Pioneering Aviator, Activist, and Political Spouse Janey Hart Dies at 93

Jane B. Hart was a helicpoter pilot, mother of eight, civil rights activist, and the wife of Sen. Philip Hart (D-Mich.). (Photo: UPI)

Pioneering Aviator, Activist, and Political Spouse Janey Hart Dies at 93

'I cannot contribute one more dollar toward the purchase of more bombs and bullets,' Janey Hart wrote to the IRS in 1972

Jane Hart, an aviator, activist, and "American heroine," died June 5 at the age of 93 from complications arising from Alzheimer's disease.

Though her husband, Philip Hart (D-Mich.) was a long-serving and well-respected U.S. senator--sometimes described as the "conscience of the Senate"--Jane Hart, known as Janey, transcended the traditional role of a political spouse, charting her own course and claiming her own victories.

"It was and is a union of opposites," the Toledo Bladewrote of the couple in 1968. "Phil Hart is quiet, gentle, easy-going, and judicious. Jane is forceful, direct, impatient, and somewhat distant." Phil Hart died of cancer in 1976.

"Few spouses of high-ranking public officials were as well known for their outspokenness on public matters as Mrs. Hart," the Washington Postdeclared in its obituary.

We Interrupt This Article with an Urgent Message!

Common Dreams is a not-for-profit news service. All of our content is free to you - no subscriptions; no ads. We are funded by donations from our readers. This media model only works if enough readers pitch in. We have millions of readers every month and, it seems, too many take our survival for granted. It isn't. Our critical Mid-Year fundraiser is off to a very slow start - only 301 readers have contributed a total of $11,000 so far. We must raise $39,000 more before we can end this fundraising campaign and get back to focusing on what we do best.
If you support Common Dreams and you want us to survive, we need you.
Please make a tax-deductible gift to our Mid-Year Fundraiser now!

From helping found the National Organization of Women to campaigning for the Equal Rights Amendment, Janey Hart was outspoken on women's issues in the political sphere. But her personal and professional accomplishments did as much to reflect her commitment to equality. She earned a pilot's license at the age of 18 in 1939 when there were few women pilots; she qualified as a helicopter pilot in 1958; and at the age of 40, she was one of just 13 women (the 'Mercury 13') to pass physical and psychological tests for astronaut training.

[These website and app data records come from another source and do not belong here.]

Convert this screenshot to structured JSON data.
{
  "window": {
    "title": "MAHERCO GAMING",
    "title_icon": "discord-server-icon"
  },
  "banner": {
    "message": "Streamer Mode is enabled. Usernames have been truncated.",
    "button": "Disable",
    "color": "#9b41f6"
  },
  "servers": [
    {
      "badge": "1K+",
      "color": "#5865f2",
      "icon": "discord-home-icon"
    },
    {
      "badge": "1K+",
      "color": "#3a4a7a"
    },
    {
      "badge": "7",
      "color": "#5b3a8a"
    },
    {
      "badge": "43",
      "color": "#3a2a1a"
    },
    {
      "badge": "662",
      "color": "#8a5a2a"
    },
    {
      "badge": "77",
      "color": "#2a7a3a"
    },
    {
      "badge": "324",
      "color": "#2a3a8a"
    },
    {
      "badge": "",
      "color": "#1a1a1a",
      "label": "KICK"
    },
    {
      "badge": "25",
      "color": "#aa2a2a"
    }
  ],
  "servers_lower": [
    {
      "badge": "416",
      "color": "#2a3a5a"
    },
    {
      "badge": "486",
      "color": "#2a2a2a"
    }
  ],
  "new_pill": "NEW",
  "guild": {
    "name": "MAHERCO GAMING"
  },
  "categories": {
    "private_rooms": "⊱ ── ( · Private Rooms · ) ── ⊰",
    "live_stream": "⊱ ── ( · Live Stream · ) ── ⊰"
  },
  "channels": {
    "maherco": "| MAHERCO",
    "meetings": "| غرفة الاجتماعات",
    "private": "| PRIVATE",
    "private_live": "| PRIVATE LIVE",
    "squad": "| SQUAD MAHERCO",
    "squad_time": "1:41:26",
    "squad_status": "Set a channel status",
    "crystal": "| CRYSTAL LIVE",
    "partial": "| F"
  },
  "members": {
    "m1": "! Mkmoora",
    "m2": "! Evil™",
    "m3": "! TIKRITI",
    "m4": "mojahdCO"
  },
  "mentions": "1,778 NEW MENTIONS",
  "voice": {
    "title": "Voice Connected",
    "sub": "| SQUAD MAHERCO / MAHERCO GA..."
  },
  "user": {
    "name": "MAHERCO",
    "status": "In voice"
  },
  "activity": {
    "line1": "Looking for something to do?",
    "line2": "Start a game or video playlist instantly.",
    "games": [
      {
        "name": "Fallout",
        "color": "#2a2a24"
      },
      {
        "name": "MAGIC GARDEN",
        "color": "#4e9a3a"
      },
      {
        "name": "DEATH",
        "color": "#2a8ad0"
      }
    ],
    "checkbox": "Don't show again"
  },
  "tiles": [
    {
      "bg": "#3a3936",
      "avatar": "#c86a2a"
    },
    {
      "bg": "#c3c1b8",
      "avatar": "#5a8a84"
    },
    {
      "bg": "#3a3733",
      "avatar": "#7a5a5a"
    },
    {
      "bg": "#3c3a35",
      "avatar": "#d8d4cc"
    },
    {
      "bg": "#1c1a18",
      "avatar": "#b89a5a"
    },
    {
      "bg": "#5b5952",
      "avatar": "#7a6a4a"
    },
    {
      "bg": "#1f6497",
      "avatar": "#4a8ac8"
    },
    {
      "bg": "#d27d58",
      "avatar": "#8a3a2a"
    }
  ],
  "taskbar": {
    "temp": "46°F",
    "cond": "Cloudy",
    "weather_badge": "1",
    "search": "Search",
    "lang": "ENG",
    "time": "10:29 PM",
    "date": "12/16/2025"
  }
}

According to one biography, "her eight children were between the ages of 4 and 14 when she left Washington D.C. for the weeklong testing. Prior to leaving, she loaded up the freezer with roasts and vegetables for her family."

Janey Hart also opposed the U.S. invasion of Vietnam. In 1969, she was arrested outside the Pentagon during a peace demonstration, and in 1972 she stopped paying her federal income taxes to protest the U.S. role in the Vietnam War. "I cannot contribute one more dollar toward the purchase of more bombs and bullets," she wrote to the Internal Revenue Service.

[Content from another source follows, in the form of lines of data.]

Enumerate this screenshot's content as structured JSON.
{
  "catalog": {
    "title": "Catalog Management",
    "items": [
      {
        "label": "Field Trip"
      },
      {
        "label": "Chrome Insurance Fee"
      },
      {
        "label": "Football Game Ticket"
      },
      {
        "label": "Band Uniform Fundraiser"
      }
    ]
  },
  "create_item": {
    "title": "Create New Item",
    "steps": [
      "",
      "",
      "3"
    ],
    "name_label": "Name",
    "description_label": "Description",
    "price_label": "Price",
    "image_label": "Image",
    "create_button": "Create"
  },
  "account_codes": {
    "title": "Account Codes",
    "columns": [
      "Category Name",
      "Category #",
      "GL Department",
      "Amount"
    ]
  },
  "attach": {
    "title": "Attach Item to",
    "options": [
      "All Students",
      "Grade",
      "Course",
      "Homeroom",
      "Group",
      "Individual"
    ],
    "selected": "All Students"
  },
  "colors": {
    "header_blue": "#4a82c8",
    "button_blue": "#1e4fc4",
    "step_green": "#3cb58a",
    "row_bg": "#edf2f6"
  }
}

According to the Post, "Philip Hart told his wife that he did not think withholding taxes was the best form of protest. Earnest discussions ensued, but she remained resolute. Her conscience, she said, would not permit her to accept the 'killing of innocent people without cause'."

In nominating her for the Michigan Women's Hall of Fame in 2007, fellow Mercury 13 member Bernice Steadman wrote of Janey Hart: "Pilot, truck driver, feminist, peace and civil rights activist, mother of eight, grandmother, great-grandmother, and political celebrity in her own right...Add to this expertise in sailing, horse breeding, and numerous other interests. These are the hallmarks of a fully engaged life worthy of recognition in the Michigan Women's Hall of Fame."

In this December 28, 1975 Meet the Press appearance, Janey and Phil Hart talk about women's rights, oil pipelines, raising eight children, and the overlap between their political and private lives.

Join Us: News for people demanding a better world

Common Dreams is powered by optimists who believe in the power of informed and engaged citizens to ignite and enact change to make the world a better place.

We're hundreds of thousands strong, but every single supporter makes the difference.

Your contribution supports this bold media model—free, independent, and dedicated to reporting the facts every day. Stand with us in the fight for economic equality, social justice, human rights, and a more sustainable future. As a people-powered nonprofit news outlet, we cover the issues the corporate media never will. Join with us today!

Our work is licensed under Creative Commons (CC BY-NC-ND 3.0). Feel free to republish and share widely.